The stars had come out on the third day of questioning by the time a distant tumult from the ground floor of the precinct drew louder and nearer, banging up the staircase on squeaky wet boots. There was yelling and a nasal wordless plea. Into the room walked four detectives, all sweaty, and a young man between them in handcuffs. He limped and wore a bandage stained with blood around his left wrist. Eight hands were on his body.

Bari had a son his age.

“What I want to know is,” one of the detectives began to say.

The lieutenant motioned him to stop talking.

“Brothers,” the lieutenant said, “we would like to ask whether either of you has seen this young man before.”

He looked to Attar, who shook his head.

“Brother Muhammad Bari?”

“I have never seen him before in my life and he must not be from our area because I know I would have seen him at least once or twice if he were from here,” he declared, overdoing it a bit, he realized.

The lieutenant snapped his fingers and an old typist from across the hall showed up with paper. Bari and Attar were made to sign affidavits to the effect that the young man was a stranger to them.

“My brothers,” the lieutenant said, “you are free to go.”

Attar darted out of the room with barely a God keep you.

Bari didn’t move at first. He looked at the boy in handcuffs for as long as his eyes would let him. This man’s role in Bari’s simple life began to dawn on him. Bari stood up and steadied himself, making a tentative approach toward the lieutenant. He took a deep breath.

“This is the man?” Bari asked.

The lieutenant nodded.

“Why did he –”

“The important thing is we have caught him and he will confess.”

Another deep breath.

“That’s it?” Bari asked.

“Brother Muhammad,” the lieutenant said, “try to move on.”

Bari went to bed that night weeping and weeping at last.

Because he had been detained, he had missed the funeral. So had Attar. In his tears, Bari could picture it, having lent a hand in the burial of indigent neighbors before. From the great city morgue off the interstate the body would be thrown into a rickety red and white ambulance and driven 250 yards to the expansive Burial Grounds of Mercy. Down a long flowery lane where amputees and orphans confer blessings in exchange for charity, the dark sack would reach its pit. There are few family plots in Casablanca; lanes fill up with bodies in the order in which they are received. A cleric whom the victim had never met would go through Salat al-Jannaza, a special prayer for funerals. The grave would be marked by a long number.

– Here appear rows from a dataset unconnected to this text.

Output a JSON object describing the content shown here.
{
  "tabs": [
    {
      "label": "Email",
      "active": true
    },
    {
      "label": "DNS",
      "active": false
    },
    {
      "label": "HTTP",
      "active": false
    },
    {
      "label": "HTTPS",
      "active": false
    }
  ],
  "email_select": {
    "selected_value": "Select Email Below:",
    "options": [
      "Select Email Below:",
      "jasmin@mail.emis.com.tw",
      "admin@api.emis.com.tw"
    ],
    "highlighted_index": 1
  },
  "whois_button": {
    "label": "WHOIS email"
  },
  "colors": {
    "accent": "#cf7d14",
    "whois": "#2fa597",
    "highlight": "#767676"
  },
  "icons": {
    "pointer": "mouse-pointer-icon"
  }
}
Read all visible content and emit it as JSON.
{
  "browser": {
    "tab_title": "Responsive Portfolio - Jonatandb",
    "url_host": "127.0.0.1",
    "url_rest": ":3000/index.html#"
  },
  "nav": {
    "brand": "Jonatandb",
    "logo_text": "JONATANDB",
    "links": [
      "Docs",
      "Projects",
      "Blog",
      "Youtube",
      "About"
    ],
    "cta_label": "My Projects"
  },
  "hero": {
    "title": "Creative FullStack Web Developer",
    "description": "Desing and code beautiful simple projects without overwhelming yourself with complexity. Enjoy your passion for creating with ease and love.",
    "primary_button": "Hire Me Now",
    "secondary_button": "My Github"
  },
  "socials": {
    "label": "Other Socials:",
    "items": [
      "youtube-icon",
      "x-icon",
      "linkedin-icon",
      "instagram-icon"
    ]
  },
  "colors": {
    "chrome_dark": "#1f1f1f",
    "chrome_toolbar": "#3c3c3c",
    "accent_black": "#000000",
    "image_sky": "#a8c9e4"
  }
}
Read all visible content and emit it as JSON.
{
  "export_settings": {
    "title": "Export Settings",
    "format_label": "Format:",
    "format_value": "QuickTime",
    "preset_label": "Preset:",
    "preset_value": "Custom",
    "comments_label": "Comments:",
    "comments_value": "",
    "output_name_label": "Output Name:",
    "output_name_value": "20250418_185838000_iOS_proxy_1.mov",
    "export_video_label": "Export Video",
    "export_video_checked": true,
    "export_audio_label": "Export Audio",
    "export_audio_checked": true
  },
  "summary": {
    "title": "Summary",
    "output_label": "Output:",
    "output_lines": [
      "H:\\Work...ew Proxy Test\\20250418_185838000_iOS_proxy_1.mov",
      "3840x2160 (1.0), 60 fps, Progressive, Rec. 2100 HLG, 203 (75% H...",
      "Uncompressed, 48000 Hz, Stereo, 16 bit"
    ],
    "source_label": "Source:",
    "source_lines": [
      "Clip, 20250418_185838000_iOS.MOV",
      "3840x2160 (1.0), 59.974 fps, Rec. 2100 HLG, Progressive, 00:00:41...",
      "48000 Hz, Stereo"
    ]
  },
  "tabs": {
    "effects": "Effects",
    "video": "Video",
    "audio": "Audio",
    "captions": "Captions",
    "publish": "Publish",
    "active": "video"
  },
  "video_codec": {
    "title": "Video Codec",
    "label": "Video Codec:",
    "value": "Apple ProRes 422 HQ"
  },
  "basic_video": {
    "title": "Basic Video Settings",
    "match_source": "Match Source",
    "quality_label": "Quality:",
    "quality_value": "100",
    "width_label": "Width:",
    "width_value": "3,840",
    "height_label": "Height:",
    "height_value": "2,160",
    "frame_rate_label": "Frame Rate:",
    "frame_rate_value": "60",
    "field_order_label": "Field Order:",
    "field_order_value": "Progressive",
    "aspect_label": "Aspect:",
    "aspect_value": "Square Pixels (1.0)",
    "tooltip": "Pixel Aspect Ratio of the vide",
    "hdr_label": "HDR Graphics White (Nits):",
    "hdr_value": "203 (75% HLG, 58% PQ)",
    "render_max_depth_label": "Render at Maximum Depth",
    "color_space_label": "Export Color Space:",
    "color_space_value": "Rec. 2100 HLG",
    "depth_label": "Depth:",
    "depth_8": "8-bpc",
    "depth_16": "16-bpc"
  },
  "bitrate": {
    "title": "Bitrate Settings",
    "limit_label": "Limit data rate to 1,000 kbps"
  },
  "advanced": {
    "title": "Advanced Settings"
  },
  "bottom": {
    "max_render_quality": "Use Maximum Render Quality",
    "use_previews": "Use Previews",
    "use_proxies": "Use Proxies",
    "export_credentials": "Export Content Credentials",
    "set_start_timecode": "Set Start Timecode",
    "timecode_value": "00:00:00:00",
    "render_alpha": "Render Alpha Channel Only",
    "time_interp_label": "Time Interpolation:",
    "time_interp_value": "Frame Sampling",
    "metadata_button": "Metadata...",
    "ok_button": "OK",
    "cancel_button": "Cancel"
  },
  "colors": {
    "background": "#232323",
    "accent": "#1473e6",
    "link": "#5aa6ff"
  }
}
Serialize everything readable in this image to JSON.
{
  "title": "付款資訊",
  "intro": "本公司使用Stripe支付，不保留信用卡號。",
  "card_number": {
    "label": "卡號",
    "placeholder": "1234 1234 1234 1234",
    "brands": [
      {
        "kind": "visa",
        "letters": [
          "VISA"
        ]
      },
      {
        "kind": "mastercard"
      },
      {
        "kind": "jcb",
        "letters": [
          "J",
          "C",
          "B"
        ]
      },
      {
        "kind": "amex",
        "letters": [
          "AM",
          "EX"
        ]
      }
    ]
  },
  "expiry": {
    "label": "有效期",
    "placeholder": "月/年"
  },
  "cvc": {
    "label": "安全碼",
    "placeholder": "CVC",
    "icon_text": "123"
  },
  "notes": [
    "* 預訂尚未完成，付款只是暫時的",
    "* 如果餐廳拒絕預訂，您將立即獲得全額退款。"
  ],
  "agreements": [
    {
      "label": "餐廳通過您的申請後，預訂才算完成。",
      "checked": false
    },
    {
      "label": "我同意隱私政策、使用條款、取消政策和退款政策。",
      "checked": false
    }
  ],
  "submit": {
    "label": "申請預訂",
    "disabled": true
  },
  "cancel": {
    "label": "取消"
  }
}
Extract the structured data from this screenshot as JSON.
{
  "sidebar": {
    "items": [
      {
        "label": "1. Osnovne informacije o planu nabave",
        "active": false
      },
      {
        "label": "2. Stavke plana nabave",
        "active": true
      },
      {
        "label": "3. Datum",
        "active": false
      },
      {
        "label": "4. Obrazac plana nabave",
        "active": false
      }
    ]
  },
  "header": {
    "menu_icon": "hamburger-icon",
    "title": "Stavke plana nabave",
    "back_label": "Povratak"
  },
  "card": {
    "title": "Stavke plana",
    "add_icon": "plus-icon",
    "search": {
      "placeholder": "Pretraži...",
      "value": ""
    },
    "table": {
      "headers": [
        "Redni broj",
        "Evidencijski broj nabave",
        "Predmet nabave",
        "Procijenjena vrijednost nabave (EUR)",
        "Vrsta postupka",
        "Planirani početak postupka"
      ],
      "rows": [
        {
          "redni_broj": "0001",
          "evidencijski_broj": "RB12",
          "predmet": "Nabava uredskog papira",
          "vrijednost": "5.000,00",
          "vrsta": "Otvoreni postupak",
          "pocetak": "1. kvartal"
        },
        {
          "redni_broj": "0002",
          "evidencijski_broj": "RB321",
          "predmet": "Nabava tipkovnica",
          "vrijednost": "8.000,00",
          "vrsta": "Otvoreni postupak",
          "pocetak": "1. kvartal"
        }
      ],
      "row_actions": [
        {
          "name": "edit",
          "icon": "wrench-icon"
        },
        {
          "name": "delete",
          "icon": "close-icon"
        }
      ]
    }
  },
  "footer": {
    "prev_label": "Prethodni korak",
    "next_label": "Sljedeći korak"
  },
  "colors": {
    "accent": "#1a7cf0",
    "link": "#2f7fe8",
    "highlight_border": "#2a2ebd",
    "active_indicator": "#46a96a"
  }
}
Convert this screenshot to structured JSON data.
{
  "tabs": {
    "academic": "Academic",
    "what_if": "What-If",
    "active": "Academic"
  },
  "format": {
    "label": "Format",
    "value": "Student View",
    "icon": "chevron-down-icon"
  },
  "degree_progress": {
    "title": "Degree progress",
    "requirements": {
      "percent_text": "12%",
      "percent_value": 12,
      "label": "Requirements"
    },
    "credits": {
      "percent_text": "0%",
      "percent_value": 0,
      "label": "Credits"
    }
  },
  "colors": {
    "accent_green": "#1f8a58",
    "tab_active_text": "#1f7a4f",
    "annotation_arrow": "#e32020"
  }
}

Bari lay awake all night.

When he ran out of tears, he started asking questions of his own.

To read another excerpt from The Honored Dead, click here. For more information, click here.

Speak Your Mind